I dive into the pattern of the mandala-like tapestry behind me

I’m hypnotised and I count

Mandala, mandala

I like that word

I repeat

Mandala

Like a mantra

Mandala

Mandala

 

I obsess

In my head (mandala)

My head is tight

I’m taking in too much information (mandala)

The light from your earrings

They’re beautiful because

(Mandala), because

They match the solver of your hair

Is that ok to say?

I never really know you see

Do you like this pattern?

It reminds me of a mandala

Mandala

I love that word

She’s not answering me

Her earrings are so shiny

 

It’s loud in here

I can hear the people breathing

Their sleeves rustling as they lift their arms

Slurp of their lips on their cans of SA

My heart is racing

I look at the mandala

I want to be here in the room

But I’m not

I’m in a glass jar

I can see you

But I’m not really here

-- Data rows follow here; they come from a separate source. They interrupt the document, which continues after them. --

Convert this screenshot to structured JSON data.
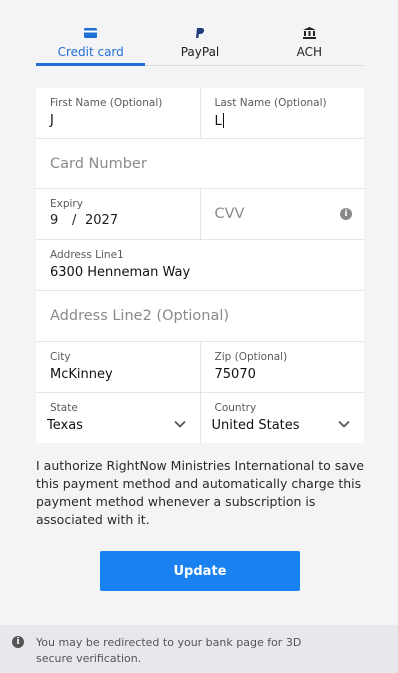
{
  "tabs": [
    {
      "label": "Credit card",
      "icon": "credit-card-icon",
      "active": true
    },
    {
      "label": "PayPal",
      "icon": "paypal-icon",
      "active": false
    },
    {
      "label": "ACH",
      "icon": "bank-icon",
      "active": false
    }
  ],
  "form": {
    "first_name": {
      "label": "First Name (Optional)",
      "value": "J"
    },
    "last_name": {
      "label": "Last Name (Optional)",
      "value": "L"
    },
    "card_number": {
      "placeholder": "Card Number"
    },
    "expiry": {
      "label": "Expiry",
      "month": "9",
      "separator": "/",
      "year": "2027"
    },
    "cvv": {
      "placeholder": "CVV"
    },
    "address1": {
      "label": "Address Line1",
      "value": "6300 Henneman Way"
    },
    "address2": {
      "placeholder": "Address Line2 (Optional)"
    },
    "city": {
      "label": "City",
      "value": "McKinney"
    },
    "zip": {
      "label": "Zip (Optional)",
      "value": "75070"
    },
    "state": {
      "label": "State",
      "value": "Texas"
    },
    "country": {
      "label": "Country",
      "value": "United States"
    }
  },
  "consent_text": "I authorize RightNow Ministries International to save this payment method and automatically charge this payment method whenever a subscription is associated with it.",
  "update_button": "Update",
  "notice": {
    "text": "You may be redirected to your bank page for 3D secure verification.",
    "icon": "info-icon"
  },
  "colors": {
    "accent": "#1f6fd6",
    "button": "#1a82f0"
  }
}
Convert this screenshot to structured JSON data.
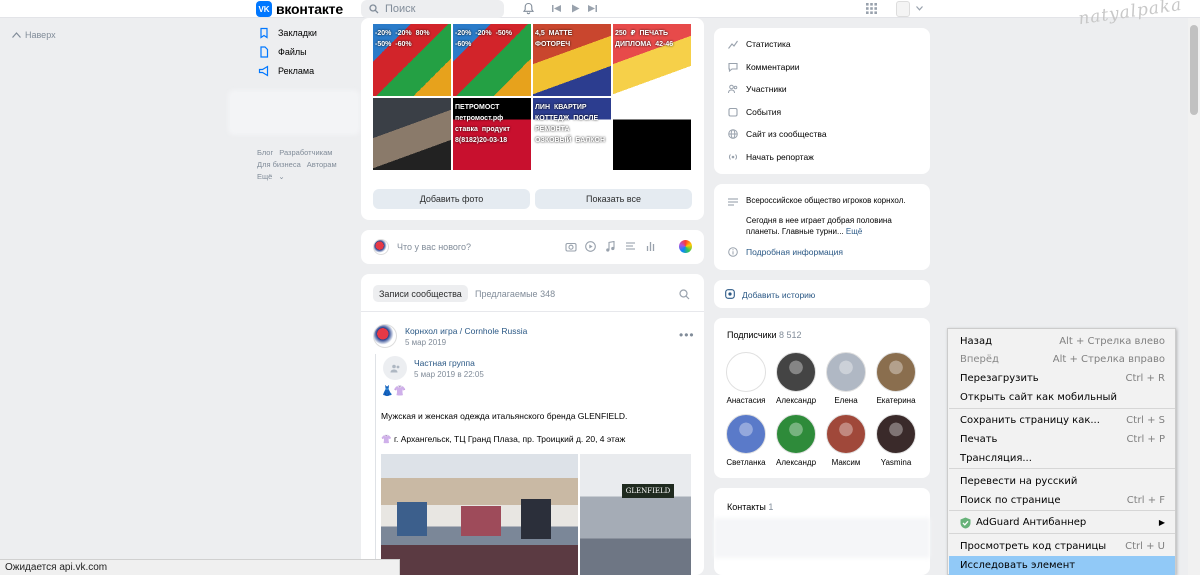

On my face is a smile and my tongue is rowdy

Yet inside I’m shrunken

Drunken with over stimulation

I’m curled up in a ball, small and tight as my fist

Shielding my brain from all the information

Cos it’s loud and inside I’m screaming

It hurts and it’s really, really uncomfortable

I may look like like I’m not paying attention

But I want to be here

It’s just too much information.

 

By Selena Caemawr

Deconstructed Sushi Salad

Be Funky 5

 

We’ve been living in South Wales for a year now. The culinary options in the valleys aren’t exactly amazing. It’s one of the only things I miss about London really. I used to have sushi on a regular basis because I’ve always been rubbish at making it. What’s not to love about sushi? Crisp nori, salty rice and a crunch in the middle topped off with some soy sauce, ginger or wasabi. I came up with this dish to satisfy my sushi craving.

Ingredients:

Half a pomegranate (Seeds only)

1 Avocado

A large handful of kale

2 servings of sushi rice or normal white rice

A dash of mirin

A dash of soy sauce

A sheet of shredded nori

Black pepper

Be funky 4

Method:

  • Cook the rice as per packet instructions. Drain and season with pepper, mirin and soy sauce.
  • Stir fry the kale in a hot pan for about a minute and then mix in with warm rice.
  • Plate up rice and kale mixture, then top with chopped avocado, nori and pomegranate.
  • Eat warm straight away or cold later on.
  • Eat with chop sticks if possible. 😉

Be Funky 2 Be Funky 1

Not only is this dish really delicious, it’s full of folate, good fats, vitamin C, iron, iodine and protein. It’s perfect for your post-workout recovery meal, especially with a hydrating green tea.

 

Enjoy. X